Many of today’s content marketing teams are feeling the knowledge gap close. In-house teams are looking across at their competitors and seeing similar strategies and levels of expertise. While the instinct may be to abandon the approach and find something new, I’d argue that content marketers go the way of the Gracies: Maintain your mastery and start working to build other skill sets.
After all, according to PQ Media’s “Global Content Marketing Forecast 2015-2019” report, content marketing is projected to become a $300 billion industry by 2019, and the words uttered more than a decade ago from author Seth Godin still ring true today: “Content marketing is the only marketing left.”
Here’s how to keep your content marketing team evolving and in constant pursuit of mastering its domain:
1. Invest in and incentivize the use of online courses.
Online courses have dramatically improved in quality over the years.
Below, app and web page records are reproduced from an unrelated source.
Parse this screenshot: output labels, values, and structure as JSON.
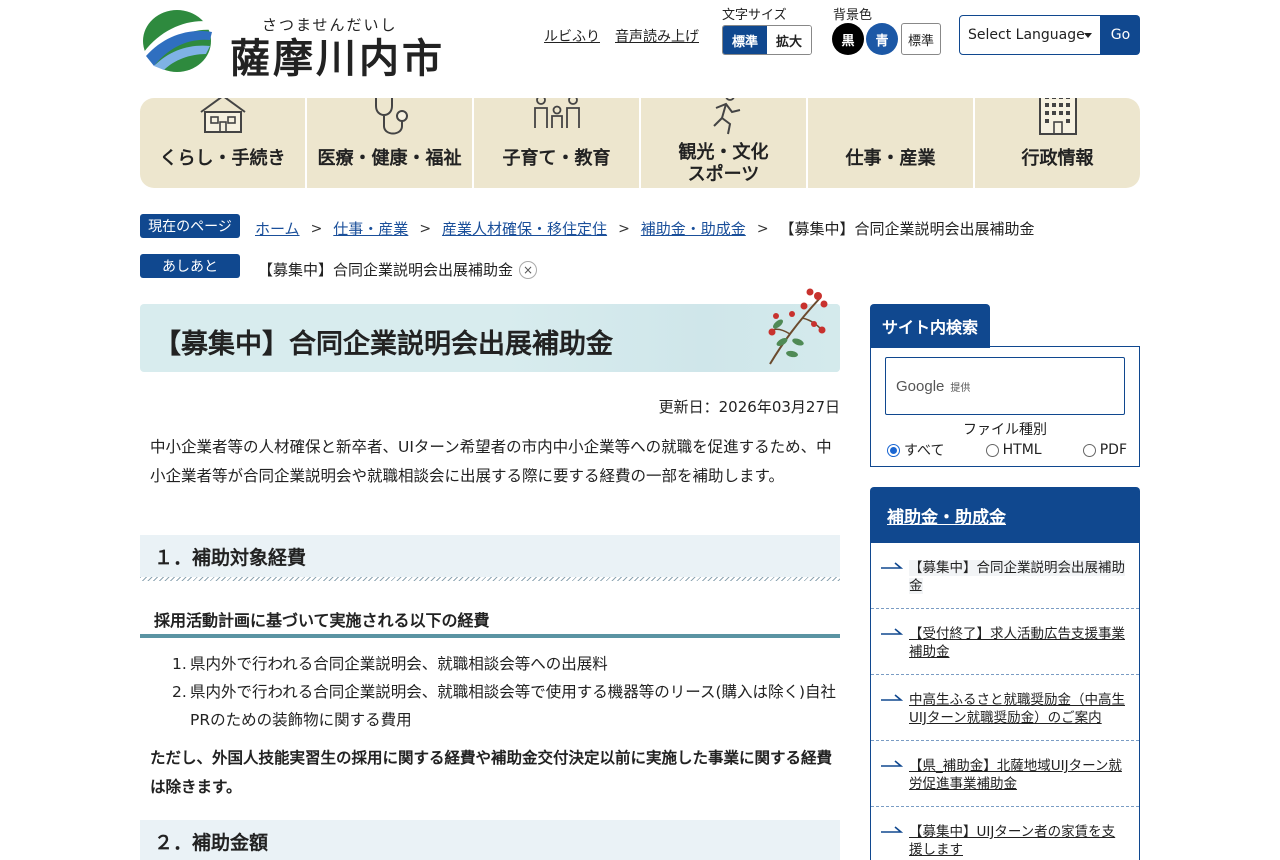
{
  "header": {
    "logo_ruby": "さつませんだいし",
    "logo_name": "薩摩川内市",
    "ruby_link": "ルビふり",
    "voice_link": "音声読み上げ",
    "font_size_label": "文字サイズ",
    "font_standard": "標準",
    "font_large": "拡大",
    "bg_label": "背景色",
    "bg_black": "黒",
    "bg_blue": "青",
    "bg_standard": "標準",
    "language_select": "Select Language",
    "go_button": "Go"
  },
  "nav": [
    {
      "label": "くらし・手続き",
      "icon": "house-icon"
    },
    {
      "label": "医療・健康・福祉",
      "icon": "stethoscope-icon"
    },
    {
      "label": "子育て・教育",
      "icon": "family-icon"
    },
    {
      "label_line1": "観光・文化",
      "label_line2": "スポーツ",
      "icon": "running-icon"
    },
    {
      "label": "仕事・産業",
      "icon": "none"
    },
    {
      "label": "行政情報",
      "icon": "building-icon"
    }
  ],
  "breadcrumb": {
    "tag": "現在のページ",
    "items": [
      "ホーム",
      "仕事・産業",
      "産業人材確保・移住定住",
      "補助金・助成金"
    ],
    "current": "【募集中】合同企業説明会出展補助金"
  },
  "trail": {
    "tag": "あしあと",
    "item": "【募集中】合同企業説明会出展補助金",
    "close": "×"
  },
  "main": {
    "title": "【募集中】合同企業説明会出展補助金",
    "updated": "更新日：2026年03月27日",
    "lead": "中小企業者等の人材確保と新卒者、UIターン希望者の市内中小企業等への就職を促進するため、中小企業者等が合同企業説明会や就職相談会に出展する際に要する経費の一部を補助します。",
    "section1": "１．補助対象経費",
    "subsection1": "採用活動計画に基づいて実施される以下の経費",
    "list": [
      {
        "num": "1.",
        "text": "県内外で行われる合同企業説明会、就職相談会等への出展料"
      },
      {
        "num": "2.",
        "text": "県内外で行われる合同企業説明会、就職相談会等で使用する機器等のリース(購入は除く)自社PRのための装飾物に関する費用"
      }
    ],
    "note": "ただし、外国人技能実習生の採用に関する経費や補助金交付決定以前に実施した事業に関する経費は除きます。",
    "section2": "２．補助金額"
  },
  "side": {
    "search_tab": "サイト内検索",
    "google": "Google",
    "provided": "提供",
    "file_type": "ファイル種別",
    "radios": [
      "すべて",
      "HTML",
      "PDF"
    ],
    "selected_radio": "すべて",
    "category": "補助金・助成金",
    "links": [
      "【募集中】合同企業説明会出展補助金",
      "【受付終了】求人活動広告支援事業補助金",
      "中高生ふるさと就職奨励金（中高生UIJターン就職奨励金）のご案内",
      "【県_補助金】北薩地域UIJターン就労促進事業補助金",
      "【募集中】UIJターン者の家賃を支援します"
    ]
  },
  "colors": {
    "brand_blue": "#10488f",
    "nav_bg": "#ede6ce",
    "title_bg": "#d8ecee",
    "section_rule": "#5b94a3"
  }
}
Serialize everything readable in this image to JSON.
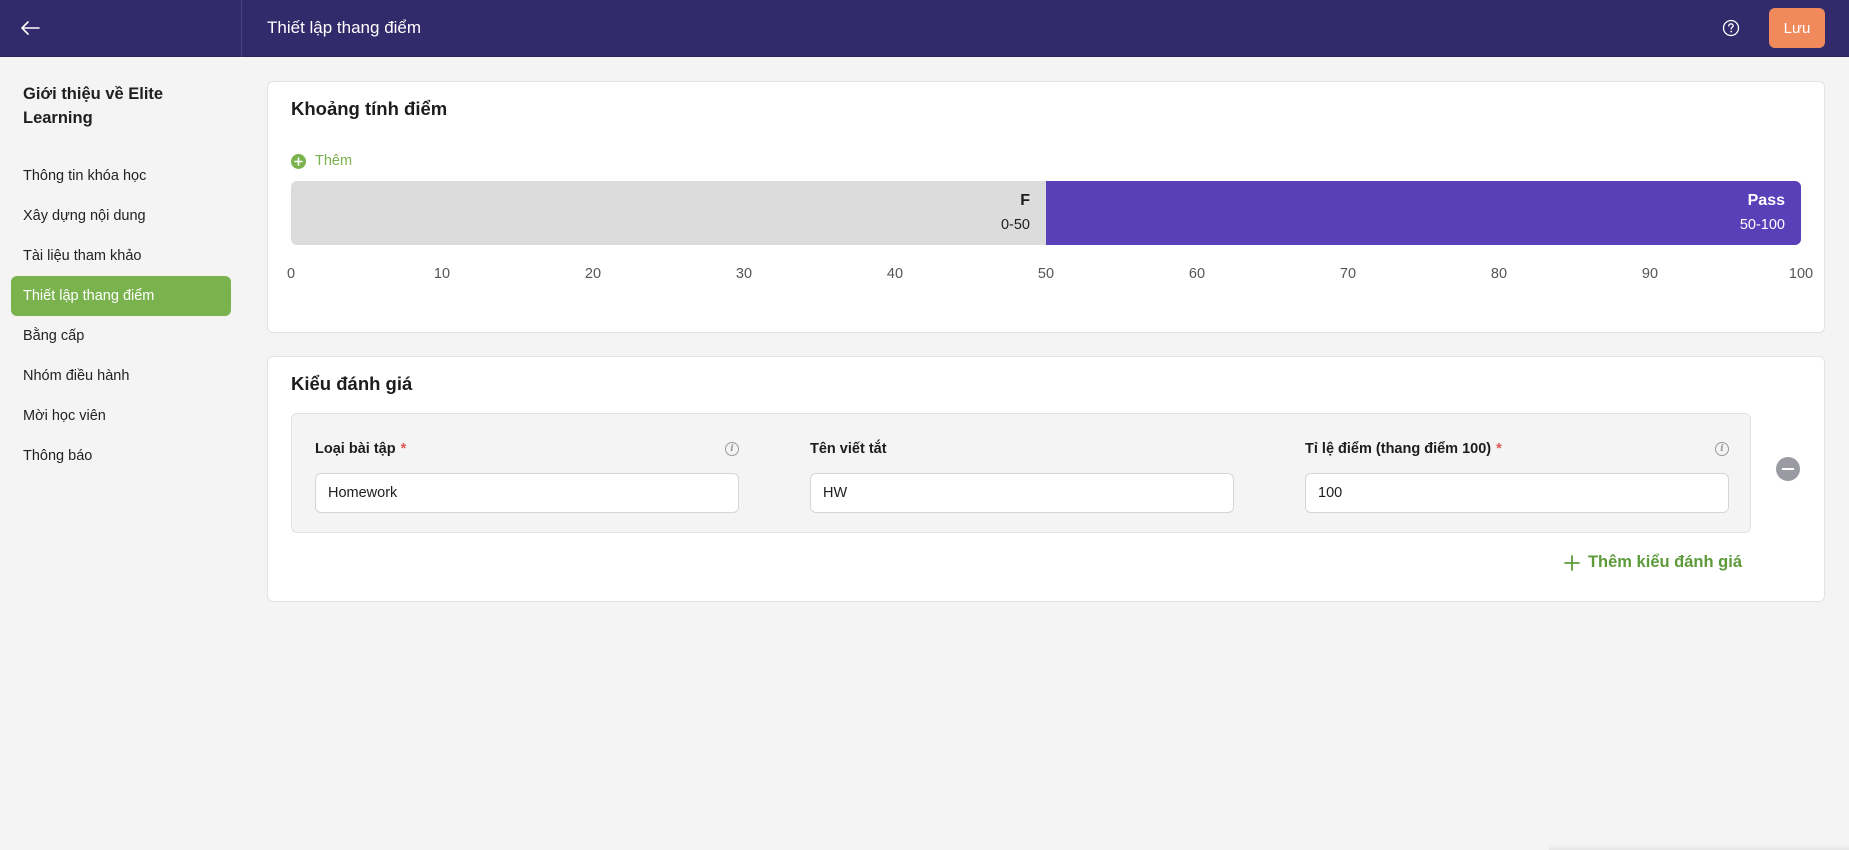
{
  "header": {
    "title": "Thiết lập thang điểm",
    "save_label": "Lưu"
  },
  "sidebar": {
    "course_title": "Giới thiệu về Elite Learning",
    "items": [
      {
        "label": "Thông tin khóa học"
      },
      {
        "label": "Xây dựng nội dung"
      },
      {
        "label": "Tài liệu tham khảo"
      },
      {
        "label": "Thiết lập thang điểm",
        "active": true
      },
      {
        "label": "Bằng cấp"
      },
      {
        "label": "Nhóm điều hành"
      },
      {
        "label": "Mời học viên"
      },
      {
        "label": "Thông báo"
      }
    ]
  },
  "grading_range": {
    "title": "Khoảng tính điểm",
    "add_label": "Thêm",
    "segments": [
      {
        "grade": "F",
        "range": "0-50",
        "from": 0,
        "to": 50,
        "color": "#dcdcdc"
      },
      {
        "grade": "Pass",
        "range": "50-100",
        "from": 50,
        "to": 100,
        "color": "#5a40b8"
      }
    ],
    "scale": [
      "0",
      "10",
      "20",
      "30",
      "40",
      "50",
      "60",
      "70",
      "80",
      "90",
      "100"
    ]
  },
  "assessment_types": {
    "title": "Kiểu đánh giá",
    "fields": {
      "type_label": "Loại bài tập",
      "type_value": "Homework",
      "abbr_label": "Tên viết tắt",
      "abbr_value": "HW",
      "ratio_label": "Tỉ lệ điểm (thang điểm 100)",
      "ratio_value": "100"
    },
    "required_mark": "*",
    "add_type_label": "Thêm kiểu đánh giá"
  },
  "colors": {
    "topbar": "#322a6a",
    "accent_green": "#7ab24e",
    "save_orange": "#f08a5d",
    "pass_purple": "#5a40b8"
  },
  "icons": {
    "back": "arrow-left-icon",
    "help": "question-circle-icon",
    "add": "plus-circle-icon",
    "info": "info-icon",
    "remove": "minus-circle-icon",
    "add_type": "plus-icon"
  }
}
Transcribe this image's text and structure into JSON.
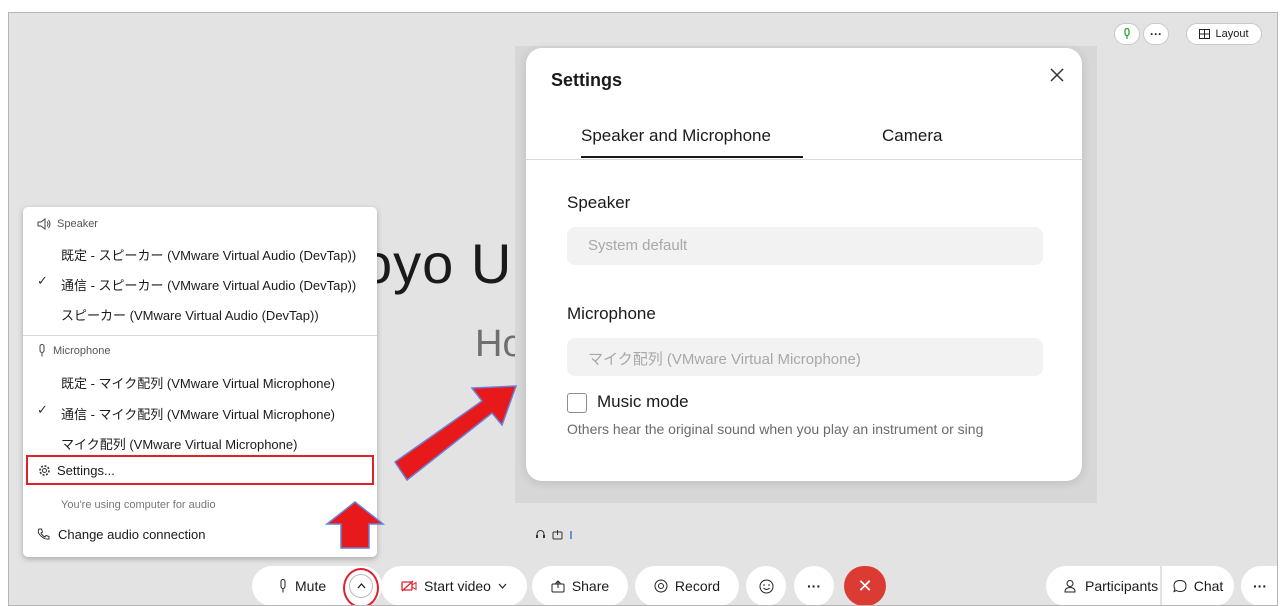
{
  "colors": {
    "stage_bg": "#e3e3e3",
    "accent_red": "#e0202a",
    "end_call_red": "#dc3b34",
    "annotation_arrow": "#e8191a"
  },
  "top_controls": {
    "mic_icon": "mic-icon",
    "more_label": "···",
    "layout_label": "Layout",
    "layout_icon": "grid-icon"
  },
  "meeting": {
    "title_partial": "oyo U",
    "subtitle_partial": "Ho"
  },
  "settings_dialog": {
    "title": "Settings",
    "close_icon": "close-icon",
    "tabs": [
      {
        "label": "Speaker and Microphone",
        "active": true
      },
      {
        "label": "Camera",
        "active": false
      }
    ],
    "speaker_label": "Speaker",
    "speaker_value": "System default",
    "microphone_label": "Microphone",
    "microphone_value": "マイク配列 (VMware Virtual Microphone)",
    "music_mode_label": "Music mode",
    "music_mode_checked": false,
    "music_mode_desc": "Others hear the original sound when you play an instrument or sing"
  },
  "audio_menu": {
    "speaker_header": "Speaker",
    "speakers": [
      {
        "label": "既定 - スピーカー (VMware Virtual Audio (DevTap))",
        "checked": false
      },
      {
        "label": "通信 - スピーカー (VMware Virtual Audio (DevTap))",
        "checked": true
      },
      {
        "label": "スピーカー (VMware Virtual Audio (DevTap))",
        "checked": false
      }
    ],
    "microphone_header": "Microphone",
    "microphones": [
      {
        "label": "既定 - マイク配列 (VMware Virtual Microphone)",
        "checked": false
      },
      {
        "label": "通信 - マイク配列 (VMware Virtual Microphone)",
        "checked": true
      },
      {
        "label": "マイク配列 (VMware Virtual Microphone)",
        "checked": false
      }
    ],
    "settings_label": "Settings...",
    "audio_note": "You're using computer for audio",
    "change_audio_label": "Change audio connection"
  },
  "toolbar": {
    "mute_label": "Mute",
    "chevron_label": "^",
    "start_video_label": "Start video",
    "share_label": "Share",
    "record_label": "Record",
    "more_label": "···",
    "end_label": "✕",
    "participants_label": "Participants",
    "chat_label": "Chat",
    "right_more_label": "···"
  }
}
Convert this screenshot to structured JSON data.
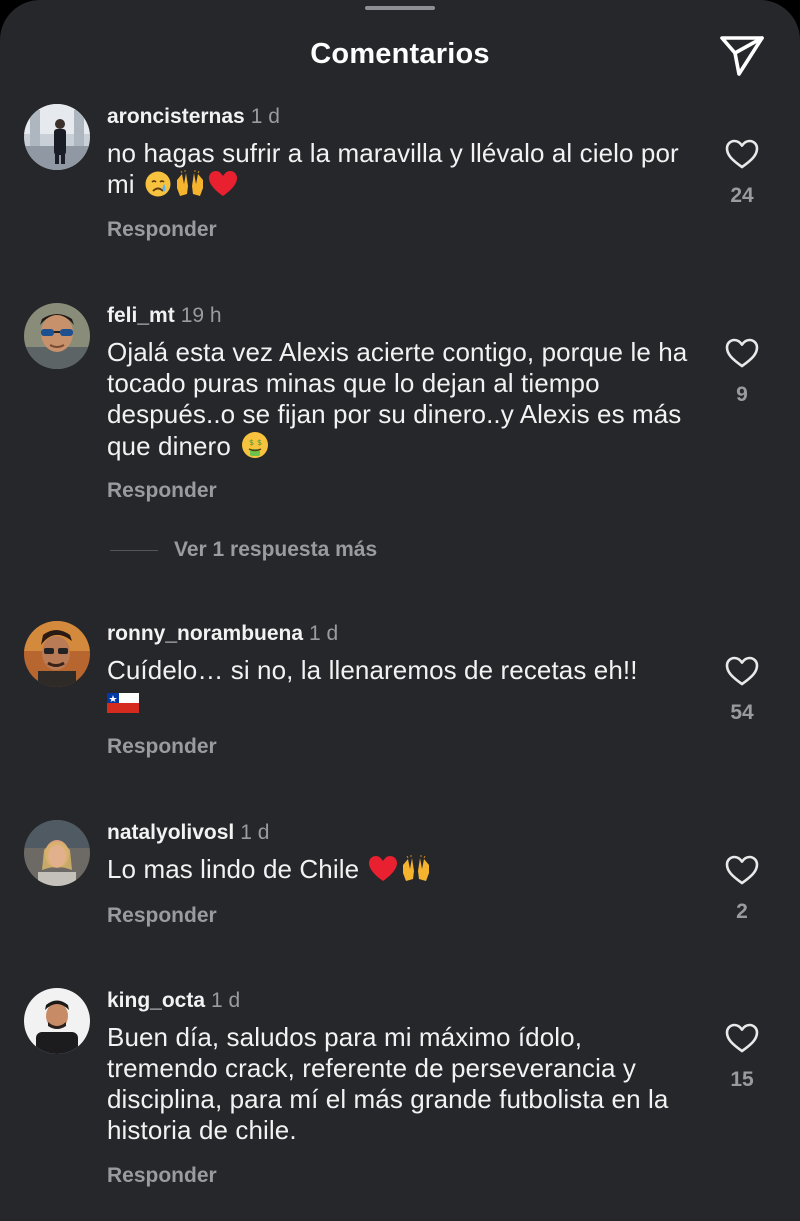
{
  "header": {
    "title": "Comentarios",
    "share_icon": "paper-plane-icon"
  },
  "reply_label": "Responder",
  "view_replies_label": "Ver 1 respuesta más",
  "colors": {
    "background": "#26272b",
    "text": "#f2f2f2",
    "muted": "#9a9b9f",
    "heart_red": "#e0245e"
  },
  "comments": [
    {
      "username": "aroncisternas",
      "time": "1 d",
      "text": "no hagas sufrir a la maravilla y llévalo al cielo por mi",
      "emojis": [
        "crying-face-emoji",
        "raised-hands-emoji",
        "red-heart-emoji"
      ],
      "likes": "24",
      "avatar": "avatar-photo"
    },
    {
      "username": "feli_mt",
      "time": "19 h",
      "text": "Ojalá esta vez Alexis acierte contigo, porque le ha tocado puras minas que lo dejan al tiempo después..o se fijan por su dinero..y Alexis es más que dinero",
      "emojis": [
        "money-mouth-face-emoji"
      ],
      "likes": "9",
      "avatar": "avatar-photo"
    },
    {
      "username": "ronny_norambuena",
      "time": "1 d",
      "text": "Cuídelo… si no, la llenaremos de recetas eh!!",
      "emojis": [
        "chile-flag-emoji"
      ],
      "likes": "54",
      "avatar": "avatar-photo"
    },
    {
      "username": "natalyolivosl",
      "time": "1 d",
      "text": "Lo mas lindo de Chile",
      "emojis": [
        "red-heart-emoji",
        "raised-hands-emoji"
      ],
      "likes": "2",
      "avatar": "avatar-photo"
    },
    {
      "username": "king_octa",
      "time": "1 d",
      "text": "Buen día, saludos para mi máximo ídolo, tremendo crack, referente de perseverancia y disciplina, para mí el más grande futbolista en la historia de chile.",
      "emojis": [],
      "likes": "15",
      "avatar": "avatar-photo"
    }
  ]
}
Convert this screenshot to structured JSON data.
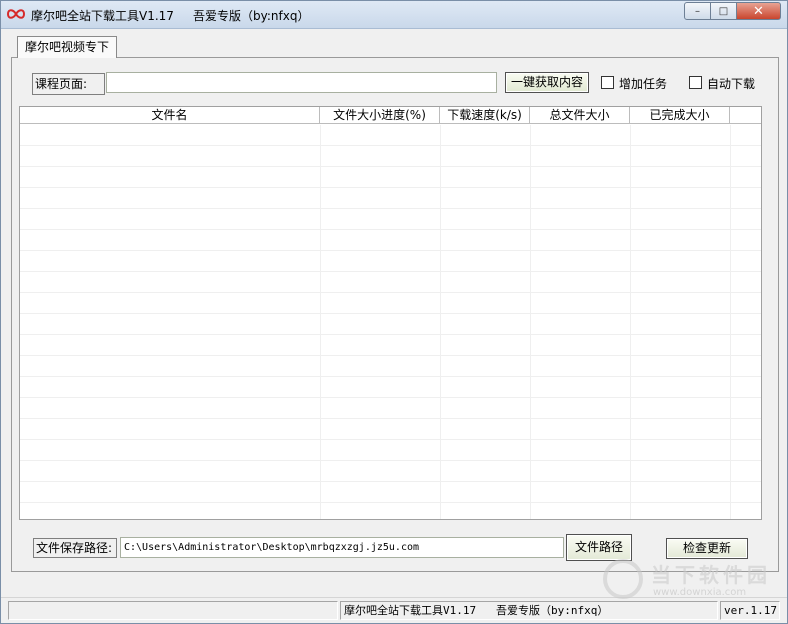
{
  "window": {
    "title": "摩尔吧全站下载工具V1.17     吾爱专版（by:nfxq）",
    "controls": {
      "minimize": "–",
      "maximize": "□",
      "close": "✕"
    }
  },
  "tabs": [
    {
      "label": "摩尔吧视频专下"
    }
  ],
  "course": {
    "label": "课程页面:",
    "value": "",
    "fetch_button": "一键获取内容",
    "add_task_label": "增加任务",
    "auto_download_label": "自动下载"
  },
  "grid": {
    "columns": [
      {
        "label": "文件名"
      },
      {
        "label": "文件大小"
      },
      {
        "label": "进度(%)"
      },
      {
        "label": "下载速度(k/s)"
      },
      {
        "label": "总文件大小"
      },
      {
        "label": "已完成大小"
      }
    ],
    "rows": []
  },
  "save": {
    "label": "文件保存路径:",
    "path": "C:\\Users\\Administrator\\Desktop\\mrbqzxzgj.jz5u.com",
    "path_button": "文件路径",
    "update_button": "检查更新"
  },
  "statusbar": {
    "left": "",
    "middle": "摩尔吧全站下载工具V1.17   吾爱专版（by:nfxq）",
    "right": "ver.1.17"
  },
  "watermark": {
    "text": "当下软件园",
    "url": "www.downxia.com"
  },
  "colors": {
    "accent_close": "#c9452e",
    "titlebar": "#c9d8ea"
  }
}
Coursera, for example, now offers a class through the University of California, Davis, titled The Strategy of Content Marketing, and the Content Marketing Institute runs Content Marketing University, which includes frequently updated modules on all aspects of content marketing. And to help your team pivot, consider signing up for a business account at Udemy and opening up a discussion with your team about which classes outside of their specialties will most help their careers and the company.
2. Attend industry events and conferences.
Over the years, I’ve met thousands of content marketers at various events and conferences, and many expressed disappointment that they were attending not for the sake of learning but as sponsors who mostly had to stay at the booth. If possible, schedule an event or two each year where members of your content marketing team can attend with the sole purpose of soaking up insights from the leading thinkers in their field.
3. Establish a mentorship program.
Mentorship programs can be a fantastic way for colleagues to connect with and learn from each other. The first step here is assessing, as the marketing leader, what skills members of your content team could most benefit from acquiring. Next, discuss your thoughts with them and make sure you’re in alignment. Lastly, create a connection. If nobody in-house feels quite right or can take it on, consider reaching out to your industry connections to see who might be open to serving as a mentor.
The field of content marketing is evolving at breakneck speeds, and a radical focus on continuing to learn will be the one commonality among the teams at the forefront.
Article written by: Cameron Conaway